## Activity
Your answer should consist of every line from the records that holds the string "title".

# # #

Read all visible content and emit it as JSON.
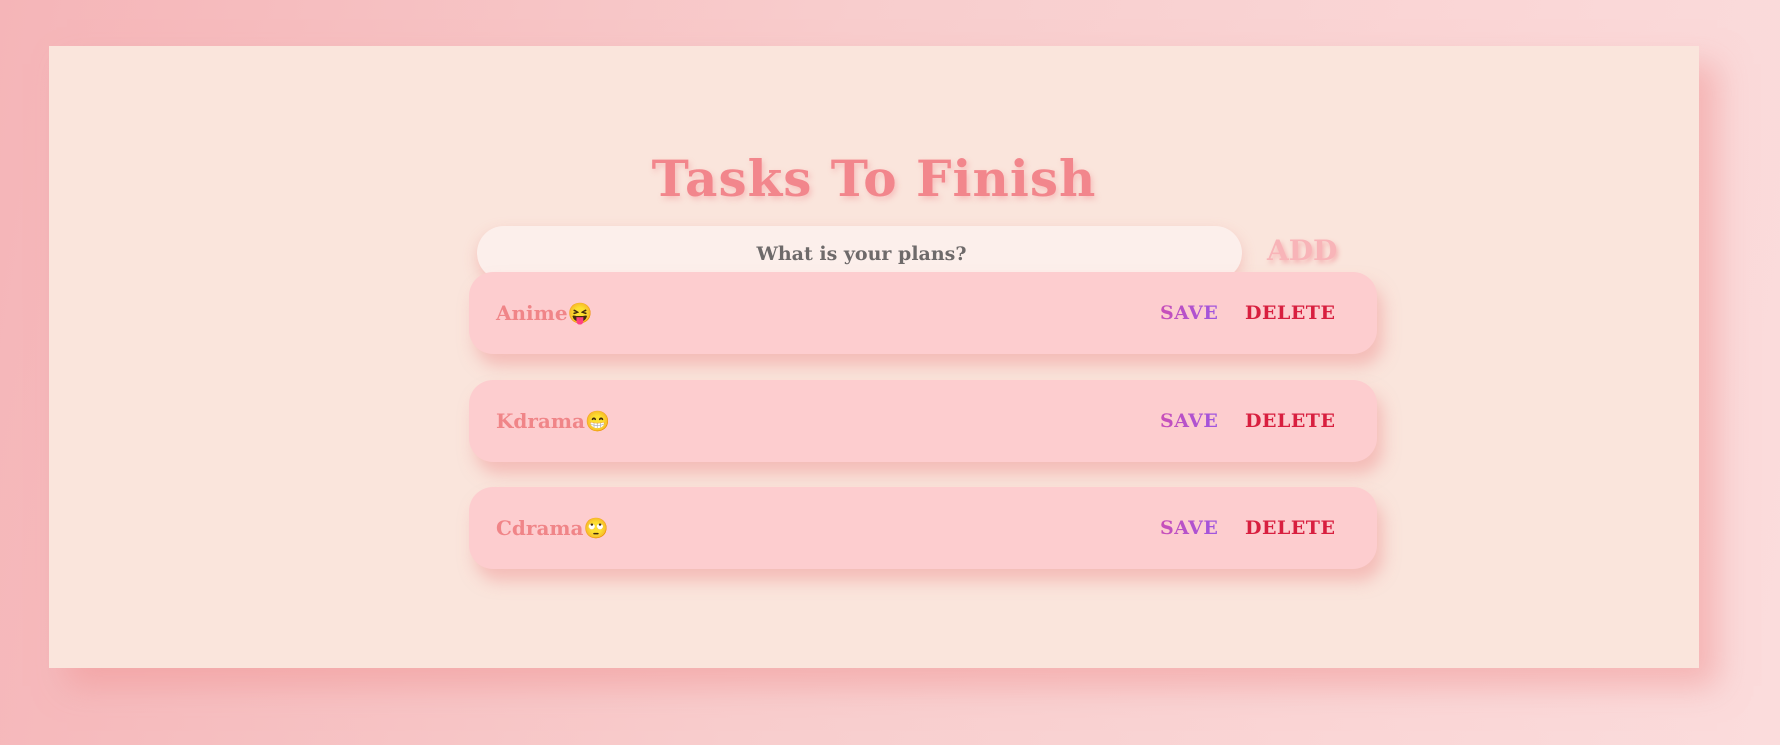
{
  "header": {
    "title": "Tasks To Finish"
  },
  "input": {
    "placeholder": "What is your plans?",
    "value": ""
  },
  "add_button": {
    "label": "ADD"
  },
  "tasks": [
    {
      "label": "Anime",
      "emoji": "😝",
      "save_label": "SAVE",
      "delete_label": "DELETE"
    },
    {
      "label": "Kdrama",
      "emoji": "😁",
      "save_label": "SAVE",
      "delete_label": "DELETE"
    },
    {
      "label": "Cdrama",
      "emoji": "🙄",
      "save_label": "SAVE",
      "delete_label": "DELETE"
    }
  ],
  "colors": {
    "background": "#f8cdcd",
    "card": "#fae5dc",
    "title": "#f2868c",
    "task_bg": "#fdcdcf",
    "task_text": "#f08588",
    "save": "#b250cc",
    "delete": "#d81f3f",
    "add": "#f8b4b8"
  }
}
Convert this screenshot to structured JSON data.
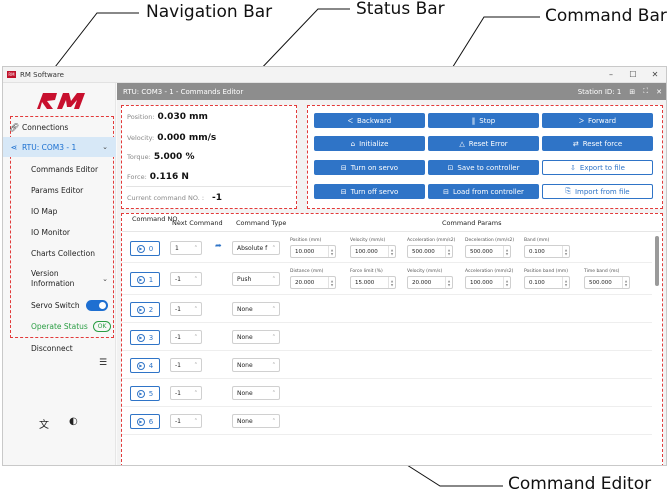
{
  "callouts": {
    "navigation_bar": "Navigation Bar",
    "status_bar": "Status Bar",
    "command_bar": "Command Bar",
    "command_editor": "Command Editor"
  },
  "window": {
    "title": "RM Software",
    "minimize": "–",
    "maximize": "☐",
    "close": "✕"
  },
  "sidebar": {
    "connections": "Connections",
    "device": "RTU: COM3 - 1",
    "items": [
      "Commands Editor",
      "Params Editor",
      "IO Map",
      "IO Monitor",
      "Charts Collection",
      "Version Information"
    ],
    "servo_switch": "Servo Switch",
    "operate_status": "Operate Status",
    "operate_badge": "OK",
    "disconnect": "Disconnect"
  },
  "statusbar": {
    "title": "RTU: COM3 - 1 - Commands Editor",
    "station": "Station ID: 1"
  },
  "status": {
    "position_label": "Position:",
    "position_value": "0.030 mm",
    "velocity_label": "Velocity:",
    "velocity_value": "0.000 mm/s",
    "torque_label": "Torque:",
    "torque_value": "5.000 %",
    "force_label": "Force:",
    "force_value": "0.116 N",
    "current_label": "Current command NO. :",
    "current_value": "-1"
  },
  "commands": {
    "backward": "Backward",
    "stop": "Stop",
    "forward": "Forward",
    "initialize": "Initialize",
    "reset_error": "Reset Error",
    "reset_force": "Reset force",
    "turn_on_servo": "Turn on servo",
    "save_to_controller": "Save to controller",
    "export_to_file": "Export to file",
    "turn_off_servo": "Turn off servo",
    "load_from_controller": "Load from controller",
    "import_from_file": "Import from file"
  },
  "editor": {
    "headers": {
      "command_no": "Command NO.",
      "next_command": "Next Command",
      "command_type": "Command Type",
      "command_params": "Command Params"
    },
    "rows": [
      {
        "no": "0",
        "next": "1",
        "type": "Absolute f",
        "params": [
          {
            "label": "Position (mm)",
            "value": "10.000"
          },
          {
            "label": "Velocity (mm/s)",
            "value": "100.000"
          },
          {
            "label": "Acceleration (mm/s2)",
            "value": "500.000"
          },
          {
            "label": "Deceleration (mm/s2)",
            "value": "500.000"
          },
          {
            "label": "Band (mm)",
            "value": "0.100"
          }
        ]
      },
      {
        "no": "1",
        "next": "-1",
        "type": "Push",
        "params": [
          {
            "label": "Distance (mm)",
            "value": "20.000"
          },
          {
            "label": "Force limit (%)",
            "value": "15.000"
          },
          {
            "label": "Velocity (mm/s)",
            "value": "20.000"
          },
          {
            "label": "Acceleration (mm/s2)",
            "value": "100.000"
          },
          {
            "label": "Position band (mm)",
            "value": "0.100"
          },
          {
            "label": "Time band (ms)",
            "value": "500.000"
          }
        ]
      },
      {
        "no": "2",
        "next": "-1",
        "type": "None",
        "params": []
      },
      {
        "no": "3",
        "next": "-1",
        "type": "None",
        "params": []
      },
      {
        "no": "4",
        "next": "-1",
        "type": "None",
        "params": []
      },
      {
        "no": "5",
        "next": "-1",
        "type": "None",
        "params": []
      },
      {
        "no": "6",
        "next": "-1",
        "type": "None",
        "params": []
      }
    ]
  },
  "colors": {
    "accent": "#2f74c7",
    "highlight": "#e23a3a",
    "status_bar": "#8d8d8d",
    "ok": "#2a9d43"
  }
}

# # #

## Result of the task
    "title": "Tasks To Finish"
    "title": "#f2868c",
    "title": "RM Software",
    "title": "RTU: COM3 - 1 - Commands Editor",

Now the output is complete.